Christian Ziegler
Photograph by Christian Ziegler
Christian Ziegler

What was your best experience during this assignment?

It's amazing to watch greater bulldog bats—also called fishing bats—feed. They're big orange bats, and they use their sonar to locate fish that swim so close to the water's surface that their bodies form little bumps on the water. Then they scoop the fish up with their long claws. Watching a group of five or six come in close was like witnessing a ballet at twilight, particularly when you can see them from a boat or a pier with birds, frogs, and cicadas calling in the background.

What was your worst experience during this assignment?

Bats have a bad reputation. That's true in Panama, and it's true in the United States. It was kind of sad to talk to people who lump all bats in with vampire bats, saying they're evil and give you rabies. People just kill them when they find them in their houses. Sure, when forests are logged and cattle are brought in to graze, vampire bats may feed on them.

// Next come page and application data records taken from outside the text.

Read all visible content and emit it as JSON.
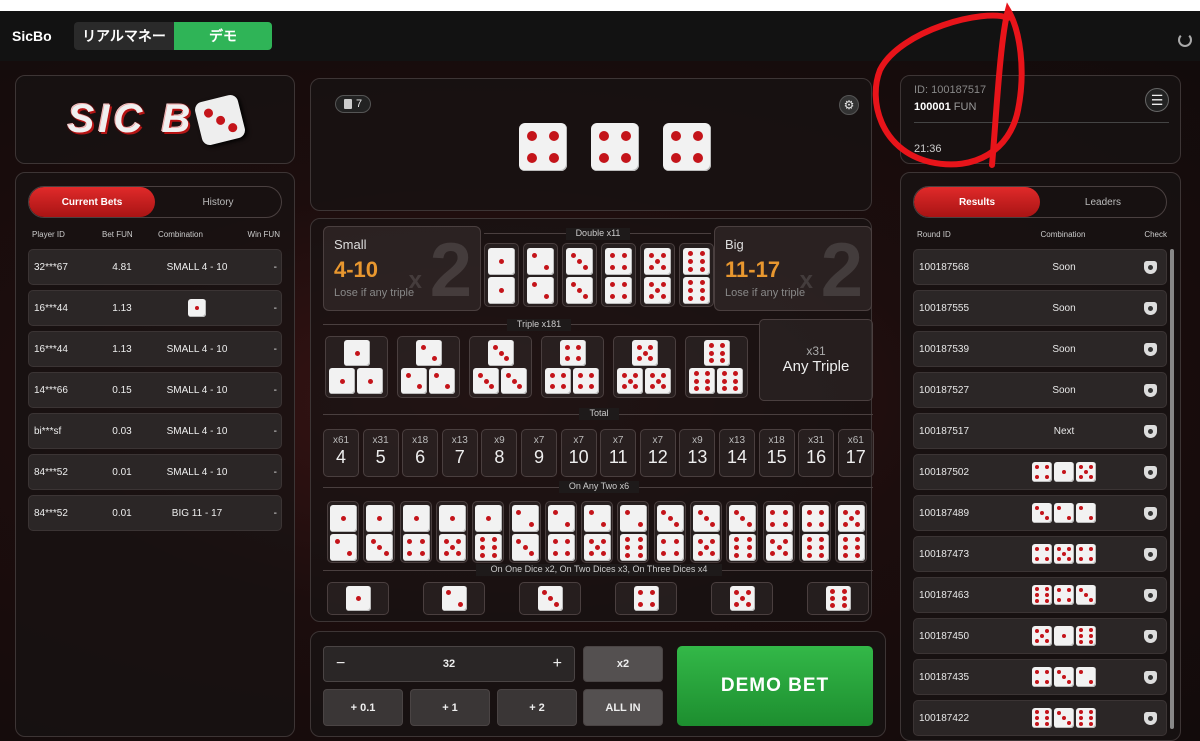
{
  "header": {
    "app_title": "SicBo",
    "mode_real": "リアルマネー",
    "mode_demo": "デモ"
  },
  "logo": {
    "text": "SIC B"
  },
  "bets": {
    "tabs": [
      "Current Bets",
      "History"
    ],
    "columns": [
      "Player ID",
      "Bet  FUN",
      "Combination",
      "Win  FUN"
    ],
    "rows": [
      {
        "player": "32***67",
        "bet": "4.81",
        "combination": "SMALL 4 - 10",
        "win": "-"
      },
      {
        "player": "16***44",
        "bet": "1.13",
        "combination": "",
        "win": "-"
      },
      {
        "player": "16***44",
        "bet": "1.13",
        "combination": "SMALL 4 - 10",
        "win": "-"
      },
      {
        "player": "14***66",
        "bet": "0.15",
        "combination": "SMALL 4 - 10",
        "win": "-"
      },
      {
        "player": "bi***sf",
        "bet": "0.03",
        "combination": "SMALL 4 - 10",
        "win": "-"
      },
      {
        "player": "84***52",
        "bet": "0.01",
        "combination": "SMALL 4 - 10",
        "win": "-"
      },
      {
        "player": "84***52",
        "bet": "0.01",
        "combination": "BIG 11 - 17",
        "win": "-"
      }
    ]
  },
  "game": {
    "history_count": "7",
    "dice": [
      4,
      4,
      4
    ]
  },
  "board": {
    "small": {
      "title": "Small",
      "range": "4-10",
      "note": "Lose if any triple",
      "mult": "2",
      "x": "x"
    },
    "big": {
      "title": "Big",
      "range": "11-17",
      "note": "Lose if any triple",
      "mult": "2",
      "x": "x"
    },
    "double_label": "Double x11",
    "triple_label": "Triple x181",
    "any_triple": {
      "mult": "x31",
      "label": "Any Triple"
    },
    "total_label": "Total",
    "totals": [
      {
        "m": "x61",
        "n": "4"
      },
      {
        "m": "x31",
        "n": "5"
      },
      {
        "m": "x18",
        "n": "6"
      },
      {
        "m": "x13",
        "n": "7"
      },
      {
        "m": "x9",
        "n": "8"
      },
      {
        "m": "x7",
        "n": "9"
      },
      {
        "m": "x7",
        "n": "10"
      },
      {
        "m": "x7",
        "n": "11"
      },
      {
        "m": "x7",
        "n": "12"
      },
      {
        "m": "x9",
        "n": "13"
      },
      {
        "m": "x13",
        "n": "14"
      },
      {
        "m": "x18",
        "n": "15"
      },
      {
        "m": "x31",
        "n": "16"
      },
      {
        "m": "x61",
        "n": "17"
      }
    ],
    "any_two_label": "On Any Two x6",
    "single_label": "On One Dice x2, On Two Dices x3, On Three Dices x4"
  },
  "bet_controls": {
    "minus": "−",
    "amount": "32",
    "plus": "+",
    "double": "x2",
    "add01": "+ 0.1",
    "add1": "+ 1",
    "add2": "+ 2",
    "all_in": "ALL IN",
    "demo_bet": "DEMO BET"
  },
  "account": {
    "id_label": "ID: 100187517",
    "balance": "100001",
    "currency": "FUN",
    "time": "21:36"
  },
  "results": {
    "tabs": [
      "Results",
      "Leaders"
    ],
    "columns": [
      "Round ID",
      "Combination",
      "Check"
    ],
    "rows": [
      {
        "round": "100187568",
        "combo": "Soon"
      },
      {
        "round": "100187555",
        "combo": "Soon"
      },
      {
        "round": "100187539",
        "combo": "Soon"
      },
      {
        "round": "100187527",
        "combo": "Soon"
      },
      {
        "round": "100187517",
        "combo": "Next"
      },
      {
        "round": "100187502",
        "combo": ""
      },
      {
        "round": "100187489",
        "combo": ""
      },
      {
        "round": "100187473",
        "combo": ""
      },
      {
        "round": "100187463",
        "combo": ""
      },
      {
        "round": "100187450",
        "combo": ""
      },
      {
        "round": "100187435",
        "combo": ""
      },
      {
        "round": "100187422",
        "combo": ""
      }
    ],
    "dice": [
      [
        null
      ],
      [
        null
      ],
      [
        null
      ],
      [
        null
      ],
      [
        null
      ],
      [
        4,
        1,
        5
      ],
      [
        3,
        2,
        2
      ],
      [
        4,
        5,
        4
      ],
      [
        6,
        4,
        3
      ],
      [
        5,
        1,
        6
      ],
      [
        4,
        3,
        2
      ],
      [
        6,
        3,
        6
      ]
    ]
  },
  "colors": {
    "accent_red": "#e02a2a",
    "demo_green": "#2fb457",
    "gold": "#e8972f",
    "annotation": "#e8141a"
  }
}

But many other bat species are very important as pollinators, pest controllers, and dispersers of tree fruit seeds. They're beautiful, sweet little guys. I'd really like to see a change in people's perceptions of them.

What was the strangest experience during this assignment?

A lot of bats roost in the trunks of trees—some in big groups—and it doesn't smell so nice in there. They often hang in bundles to keep each other warm. I found a very big hollow tree with a not-so-big entrance hole, just enough so that I could squeeze my shoulders through. I got in there with my lights, but it wasn't very comfortable. When the bats got excited and woke up, they started peeing. I got peed on! A lot. On top of that, a very big cockroach lives in these trees. The walls were covered with them. I was in there only half an hour, and I had a cloth over my mouth and nose, but it wasn't too great.